Chief Says Rejecting Development Costs Everyone
Haisla Chief counsellor, Ellis Ross – photo 250News
Prince George, B.C. – The Chief of the Haisla Nation has presented a personal view on economic development, and it presented a number of unanswered questions and some surprisingly frank comments.
In his keynote address to the Natural Resource Forum, Chief Ross said he is fully committed to creating a better future for his people, “I’m starting to understand the impacts a project can have, not only on Aboriginals, but on a region, a province, on a nation. It doesn’t seem to make sense that one part of the population succeeds while another portion doesn’t. Looking back over a hundred years, that is what happened, we cannot duplicate that going forward.”
Chief Ross says all Canadians, whether they are Aboriginal or not, take for granted the services that are provided to them, such as health care, and those services are paid for by revenues from economic development. “When you drive on a road that is managed by B.C., that (road) is paid for by revenues. When you have a social safety net of welfare and UIC, it all comes from revenues.”
Then there’s the issue of Aboriginal Rights and Title “Good concept, over 200 court cases won by Aboriginals in the courts of BC and Canada but has it provided results? If it has, can you duplicate those results with 203 separate Bands in BC that may want something different or have different protocols on how to achieve what they want? Those 203 Bands also have separate views on what meaningful consultation can look like.” He says it’s almost an impossible task to develop a template and those complicated issues are why B.C.’s economy is not growing.
Chief Ross says even if the issues could be solved for one Band, that doesn’t mean there would be a solution for their neighbouring Band. Chief Ross expressed real concerns about First Nations being able to work together and cooperating with each other “This idea that First Nations respect each other and love to share with each other, that’s a myth. It always has been a myth. I’m not afraid to admit that my people hate my neighbours, always have, always will, our history is warring and killing and raiding for wealth for their woman, and maybe next month have a feast with them, that’s our history, our people still remember that.”
Chief Ross says the walls between First Nations have to be broken down “We have to get rid of the have and have not notion between First Nations, how do we work together, because the pie is big enough for everybody. ”

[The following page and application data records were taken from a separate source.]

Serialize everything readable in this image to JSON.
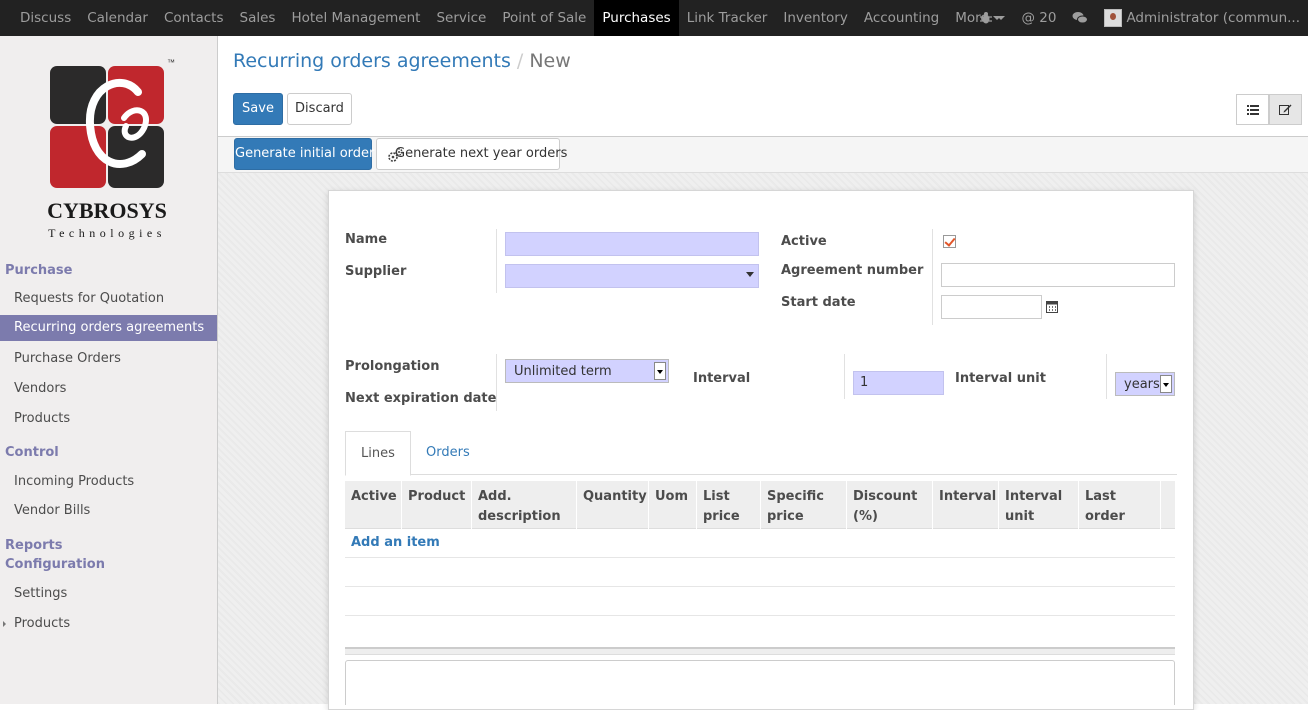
{
  "topbar": {
    "menu": [
      "Discuss",
      "Calendar",
      "Contacts",
      "Sales",
      "Hotel Management",
      "Service",
      "Point of Sale",
      "Purchases",
      "Link Tracker",
      "Inventory",
      "Accounting",
      "More"
    ],
    "active_menu": "Purchases",
    "messages_count": "@ 20",
    "user": "Administrator (commun..."
  },
  "logo": {
    "name": "CYBROSYS",
    "tagline": "Technologies",
    "tm": "™"
  },
  "sidebar": {
    "purchase_section": "Purchase",
    "requests_for_quotation": "Requests for Quotation",
    "recurring_orders": "Recurring orders agreements",
    "purchase_orders": "Purchase Orders",
    "vendors": "Vendors",
    "products": "Products",
    "control_section": "Control",
    "incoming_products": "Incoming Products",
    "vendor_bills": "Vendor Bills",
    "reports_section": "Reports",
    "configuration_section": "Configuration",
    "settings": "Settings",
    "config_products": "Products"
  },
  "breadcrumb": {
    "parent": "Recurring orders agreements",
    "separator": "/",
    "current": "New"
  },
  "buttons": {
    "save": "Save",
    "discard": "Discard",
    "generate_initial": "Generate initial order",
    "generate_next": "Generate next year orders"
  },
  "form": {
    "name_label": "Name",
    "supplier_label": "Supplier",
    "active_label": "Active",
    "agreement_number_label": "Agreement number",
    "start_date_label": "Start date",
    "prolongation_label": "Prolongation",
    "prolongation_value": "Unlimited term",
    "next_expiration_label": "Next expiration date",
    "interval_label": "Interval",
    "interval_value": "1",
    "interval_unit_label": "Interval unit",
    "interval_unit_value": "years"
  },
  "tabs": {
    "lines": "Lines",
    "orders": "Orders"
  },
  "table": {
    "headers": [
      "Active",
      "Product",
      "Add. description",
      "Quantity",
      "Uom",
      "List price",
      "Specific price",
      "Discount (%)",
      "Interval",
      "Interval unit",
      "Last order"
    ],
    "add_item": "Add an item"
  },
  "colors": {
    "accent": "#7c7bad",
    "primary": "#337ab7",
    "required": "#d2d2ff"
  }
}
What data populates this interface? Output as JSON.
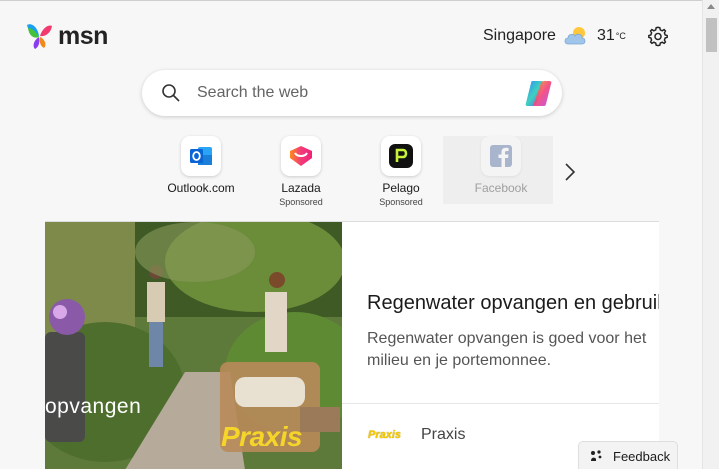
{
  "header": {
    "logo_text": "msn",
    "weather": {
      "city": "Singapore",
      "temperature": "31",
      "unit": "°C",
      "icon": "partly-cloudy-icon"
    },
    "settings_icon": "gear-icon"
  },
  "search": {
    "placeholder": "Search the web",
    "value": "",
    "copilot_icon": "copilot-icon"
  },
  "quick_links": [
    {
      "label": "Outlook.com",
      "sponsored": "",
      "icon": "outlook-icon"
    },
    {
      "label": "Lazada",
      "sponsored": "Sponsored",
      "icon": "lazada-icon"
    },
    {
      "label": "Pelago",
      "sponsored": "Sponsored",
      "icon": "pelago-icon"
    },
    {
      "label": "Facebook",
      "sponsored": "",
      "icon": "facebook-icon"
    }
  ],
  "feature_card": {
    "image_overlay_text": "opvangen",
    "image_brand_text": "Praxis",
    "title": "Regenwater opvangen en gebruiken",
    "description": "Regenwater opvangen is goed voor het milieu en je portemonnee.",
    "source_logo": "Praxis",
    "source_name": "Praxis"
  },
  "feedback": {
    "label": "Feedback"
  },
  "colors": {
    "background": "#f7f7f7",
    "praxis_yellow": "#f6d52a",
    "outlook_blue": "#0a64d6"
  }
}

Then there’s a leadership problem. He says when the Province and Industry come to speak with First Nations, the First Nations aren’t clear on who among their own ranks, is the leader. “Right now it is unelected, versus Hereditary versus elected and nobody is answering this question. If Aboriginals don’t answer this question the courts will, and if the courts have to answer this question, they will provide you with an unclear direction on how to achieve the answer, they won’t give you the answer.” He says the irony is that if the battle for leadership is not resolved, it is the membership of the band that will suffer the consequences of continued poverty, unemployment and Indian Affairs programming.
Chief Ross says saying yes to economic development means First Nations will have the money to fill the gaps in services not provided by other sources. Yet, those who oppose economic development are, for the most part, those who have no stake in what’s happening in his community “When you are opposing economic development outright, without looking at my issues, why don’t you come and give me a solution? why don’t you come to a funeral of Band member who committed suicide? And don’t be the loudest voice in the room when more health cuts come down, or welfare cuts come down, or UIC cuts come down, because they are coming. Without revenues, services get cut back.”
He says there is no truth to the belief that if a project is approved or not, only one party is affected “One project does go ahead, or doesn’t go ahead, we all get affected, guarantee you. My situation is probably worse because I have to go back to a community with 60% unemployment, poverty and suicides. But we will all get affected, British Columbians, Aboriginals, we will all get affected and we will feel it in budget cuts, because that’s what it all boils down to. It’s a paper exercise in budget cuts for services.”